= Beginning of Section =
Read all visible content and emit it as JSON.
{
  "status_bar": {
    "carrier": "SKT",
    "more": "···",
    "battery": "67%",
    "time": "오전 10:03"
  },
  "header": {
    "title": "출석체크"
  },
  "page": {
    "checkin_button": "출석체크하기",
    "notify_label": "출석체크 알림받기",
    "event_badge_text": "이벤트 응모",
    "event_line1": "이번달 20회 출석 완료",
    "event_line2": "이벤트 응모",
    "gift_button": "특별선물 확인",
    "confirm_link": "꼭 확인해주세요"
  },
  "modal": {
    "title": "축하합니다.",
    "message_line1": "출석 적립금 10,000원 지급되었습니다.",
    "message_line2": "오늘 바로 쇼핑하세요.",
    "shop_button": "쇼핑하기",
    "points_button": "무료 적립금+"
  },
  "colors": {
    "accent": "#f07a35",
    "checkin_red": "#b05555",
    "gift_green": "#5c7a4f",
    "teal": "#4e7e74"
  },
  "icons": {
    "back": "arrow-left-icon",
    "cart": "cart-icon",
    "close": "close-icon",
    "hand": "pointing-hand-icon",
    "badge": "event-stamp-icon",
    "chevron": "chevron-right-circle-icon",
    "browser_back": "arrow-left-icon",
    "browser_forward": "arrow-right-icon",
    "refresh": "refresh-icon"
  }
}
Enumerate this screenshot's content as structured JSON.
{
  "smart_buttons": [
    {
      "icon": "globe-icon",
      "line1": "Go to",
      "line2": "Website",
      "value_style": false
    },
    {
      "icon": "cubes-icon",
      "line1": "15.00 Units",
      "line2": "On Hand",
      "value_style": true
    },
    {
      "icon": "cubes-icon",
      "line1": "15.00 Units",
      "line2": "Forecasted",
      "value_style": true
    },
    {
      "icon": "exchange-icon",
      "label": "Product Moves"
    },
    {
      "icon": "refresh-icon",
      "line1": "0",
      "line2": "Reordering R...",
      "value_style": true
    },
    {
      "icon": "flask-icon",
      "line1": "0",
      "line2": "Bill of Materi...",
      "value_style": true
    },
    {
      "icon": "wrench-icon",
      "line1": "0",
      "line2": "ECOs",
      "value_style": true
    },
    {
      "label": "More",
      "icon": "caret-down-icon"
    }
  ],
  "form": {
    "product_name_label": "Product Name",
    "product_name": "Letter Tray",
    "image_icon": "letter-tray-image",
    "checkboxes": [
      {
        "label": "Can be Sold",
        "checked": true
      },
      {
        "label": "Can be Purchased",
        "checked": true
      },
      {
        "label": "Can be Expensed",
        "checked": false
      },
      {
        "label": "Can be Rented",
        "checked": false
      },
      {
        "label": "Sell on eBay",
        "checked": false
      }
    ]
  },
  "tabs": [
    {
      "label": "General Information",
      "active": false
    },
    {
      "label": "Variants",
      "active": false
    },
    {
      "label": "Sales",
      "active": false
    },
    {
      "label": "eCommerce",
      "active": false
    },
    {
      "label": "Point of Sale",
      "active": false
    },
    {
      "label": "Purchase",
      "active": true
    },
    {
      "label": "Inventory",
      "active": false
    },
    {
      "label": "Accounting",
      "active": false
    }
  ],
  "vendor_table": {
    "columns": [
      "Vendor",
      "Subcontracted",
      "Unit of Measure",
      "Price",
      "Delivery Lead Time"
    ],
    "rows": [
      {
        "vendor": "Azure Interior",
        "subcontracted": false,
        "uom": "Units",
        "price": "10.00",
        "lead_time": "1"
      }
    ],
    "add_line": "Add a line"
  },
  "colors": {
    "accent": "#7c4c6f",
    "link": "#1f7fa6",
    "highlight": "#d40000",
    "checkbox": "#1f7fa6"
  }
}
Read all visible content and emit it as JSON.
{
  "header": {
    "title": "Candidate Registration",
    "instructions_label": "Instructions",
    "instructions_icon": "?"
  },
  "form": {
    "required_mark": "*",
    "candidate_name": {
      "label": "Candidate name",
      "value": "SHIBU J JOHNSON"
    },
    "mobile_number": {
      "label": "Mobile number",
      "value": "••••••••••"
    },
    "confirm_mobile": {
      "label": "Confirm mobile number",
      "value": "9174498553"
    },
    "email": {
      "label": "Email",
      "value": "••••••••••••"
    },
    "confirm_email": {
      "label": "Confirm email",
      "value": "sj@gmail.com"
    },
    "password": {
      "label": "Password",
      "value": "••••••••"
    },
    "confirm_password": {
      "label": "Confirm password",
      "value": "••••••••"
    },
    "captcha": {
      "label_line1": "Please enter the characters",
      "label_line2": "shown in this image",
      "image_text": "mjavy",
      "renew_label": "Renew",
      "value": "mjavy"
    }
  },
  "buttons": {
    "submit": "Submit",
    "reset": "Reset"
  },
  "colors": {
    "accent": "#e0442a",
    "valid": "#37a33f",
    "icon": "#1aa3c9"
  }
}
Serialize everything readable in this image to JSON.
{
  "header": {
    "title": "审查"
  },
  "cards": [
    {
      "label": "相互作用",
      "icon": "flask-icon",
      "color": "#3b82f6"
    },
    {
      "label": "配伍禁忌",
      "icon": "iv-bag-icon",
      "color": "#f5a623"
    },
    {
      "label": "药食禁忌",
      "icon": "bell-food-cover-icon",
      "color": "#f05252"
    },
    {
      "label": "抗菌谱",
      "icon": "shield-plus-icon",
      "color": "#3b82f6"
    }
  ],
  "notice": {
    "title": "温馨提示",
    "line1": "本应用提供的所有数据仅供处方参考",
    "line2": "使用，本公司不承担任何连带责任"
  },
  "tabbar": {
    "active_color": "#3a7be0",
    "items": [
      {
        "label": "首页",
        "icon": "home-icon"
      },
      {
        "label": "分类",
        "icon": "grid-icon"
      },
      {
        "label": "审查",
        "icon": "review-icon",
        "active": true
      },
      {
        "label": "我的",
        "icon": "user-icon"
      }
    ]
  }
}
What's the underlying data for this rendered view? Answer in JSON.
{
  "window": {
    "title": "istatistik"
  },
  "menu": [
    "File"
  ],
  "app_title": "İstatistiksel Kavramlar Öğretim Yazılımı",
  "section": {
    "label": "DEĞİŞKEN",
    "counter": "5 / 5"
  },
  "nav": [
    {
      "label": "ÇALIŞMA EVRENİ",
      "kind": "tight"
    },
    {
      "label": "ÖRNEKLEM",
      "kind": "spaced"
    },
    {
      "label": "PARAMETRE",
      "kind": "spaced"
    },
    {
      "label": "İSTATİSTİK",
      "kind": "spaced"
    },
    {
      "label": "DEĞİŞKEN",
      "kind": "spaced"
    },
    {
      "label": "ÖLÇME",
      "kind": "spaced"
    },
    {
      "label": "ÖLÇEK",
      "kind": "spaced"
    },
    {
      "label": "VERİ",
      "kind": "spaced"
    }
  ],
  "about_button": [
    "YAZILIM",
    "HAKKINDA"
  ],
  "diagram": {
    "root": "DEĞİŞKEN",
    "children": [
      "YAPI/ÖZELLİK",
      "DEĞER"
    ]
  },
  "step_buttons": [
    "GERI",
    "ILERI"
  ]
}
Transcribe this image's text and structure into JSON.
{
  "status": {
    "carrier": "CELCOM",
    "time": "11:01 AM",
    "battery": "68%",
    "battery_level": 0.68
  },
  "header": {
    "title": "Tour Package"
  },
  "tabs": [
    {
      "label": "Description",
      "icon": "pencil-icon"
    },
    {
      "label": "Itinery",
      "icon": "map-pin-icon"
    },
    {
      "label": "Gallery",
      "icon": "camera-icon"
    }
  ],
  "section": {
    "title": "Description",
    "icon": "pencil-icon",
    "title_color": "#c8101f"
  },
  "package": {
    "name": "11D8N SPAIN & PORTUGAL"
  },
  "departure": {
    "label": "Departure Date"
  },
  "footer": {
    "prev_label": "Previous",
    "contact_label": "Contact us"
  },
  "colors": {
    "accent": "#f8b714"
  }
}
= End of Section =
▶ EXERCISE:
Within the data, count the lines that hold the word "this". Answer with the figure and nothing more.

▶ REPLY:
5